## Records shown

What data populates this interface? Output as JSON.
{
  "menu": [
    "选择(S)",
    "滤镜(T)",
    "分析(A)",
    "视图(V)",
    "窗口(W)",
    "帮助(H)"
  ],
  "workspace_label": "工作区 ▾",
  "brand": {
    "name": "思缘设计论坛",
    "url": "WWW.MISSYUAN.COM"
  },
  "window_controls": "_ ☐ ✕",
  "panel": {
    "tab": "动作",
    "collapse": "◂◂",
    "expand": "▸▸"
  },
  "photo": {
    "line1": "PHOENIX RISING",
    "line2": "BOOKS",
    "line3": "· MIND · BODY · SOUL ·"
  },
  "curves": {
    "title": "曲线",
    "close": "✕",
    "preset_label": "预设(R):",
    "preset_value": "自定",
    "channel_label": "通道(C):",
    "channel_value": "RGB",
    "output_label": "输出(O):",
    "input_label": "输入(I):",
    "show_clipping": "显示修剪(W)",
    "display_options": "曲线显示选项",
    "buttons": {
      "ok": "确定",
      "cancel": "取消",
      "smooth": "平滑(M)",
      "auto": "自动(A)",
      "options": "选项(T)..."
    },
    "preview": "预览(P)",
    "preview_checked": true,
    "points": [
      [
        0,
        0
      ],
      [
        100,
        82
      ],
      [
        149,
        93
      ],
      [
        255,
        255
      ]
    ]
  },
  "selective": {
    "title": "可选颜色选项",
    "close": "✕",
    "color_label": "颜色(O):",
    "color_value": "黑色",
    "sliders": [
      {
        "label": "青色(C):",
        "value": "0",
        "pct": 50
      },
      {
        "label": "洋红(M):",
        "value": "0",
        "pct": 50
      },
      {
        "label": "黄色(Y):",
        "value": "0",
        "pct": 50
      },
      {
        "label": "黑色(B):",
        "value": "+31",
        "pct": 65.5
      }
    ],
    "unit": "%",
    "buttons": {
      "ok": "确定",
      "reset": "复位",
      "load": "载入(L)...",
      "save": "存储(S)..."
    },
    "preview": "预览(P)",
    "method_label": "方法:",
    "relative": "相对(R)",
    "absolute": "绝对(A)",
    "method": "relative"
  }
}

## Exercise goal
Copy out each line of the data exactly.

## Task output
What data populates this interface? Output as JSON.
{
  "menu": [
    "选择(S)",
    "滤镜(T)",
    "分析(A)",
    "视图(V)",
    "窗口(W)",
    "帮助(H)"
  ],
  "workspace_label": "工作区 ▾",
  "brand": {
    "name": "思缘设计论坛",
    "url": "WWW.MISSYUAN.COM"
  },
  "window_controls": "_ ☐ ✕",
  "panel": {
    "tab": "动作",
    "collapse": "◂◂",
    "expand": "▸▸"
  },
  "photo": {
    "line1": "PHOENIX RISING",
    "line2": "BOOKS",
    "line3": "· MIND · BODY · SOUL ·"
  },
  "curves": {
    "title": "曲线",
    "close": "✕",
    "preset_label": "预设(R):",
    "preset_value": "自定",
    "channel_label": "通道(C):",
    "channel_value": "RGB",
    "output_label": "输出(O):",
    "input_label": "输入(I):",
    "show_clipping": "显示修剪(W)",
    "display_options": "曲线显示选项",
    "buttons": {
      "ok": "确定",
      "cancel": "取消",
      "smooth": "平滑(M)",
      "auto": "自动(A)",
      "options": "选项(T)..."
    },
    "preview": "预览(P)",
    "preview_checked": true,
    "points": [
      [
        0,
        0
      ],
      [
        100,
        82
      ],
      [
        149,
        93
      ],
      [
        255,
        255
      ]
    ]
  },
  "selective": {
    "title": "可选颜色选项",
    "close": "✕",
    "color_label": "颜色(O):",
    "color_value": "黑色",
    "sliders": [
      {
        "label": "青色(C):",
        "value": "0",
        "pct": 50
      },
      {
        "label": "洋红(M):",
        "value": "0",
        "pct": 50
      },
      {
        "label": "黄色(Y):",
        "value": "0",
        "pct": 50
      },
      {
        "label": "黑色(B):",
        "value": "+31",
        "pct": 65.5
      }
    ],
    "unit": "%",
    "buttons": {
      "ok": "确定",
      "reset": "复位",
      "load": "载入(L)...",
      "save": "存储(S)..."
    },
    "preview": "预览(P)",
    "method_label": "方法:",
    "relative": "相对(R)",
    "absolute": "绝对(A)",
    "method": "relative"
  }
}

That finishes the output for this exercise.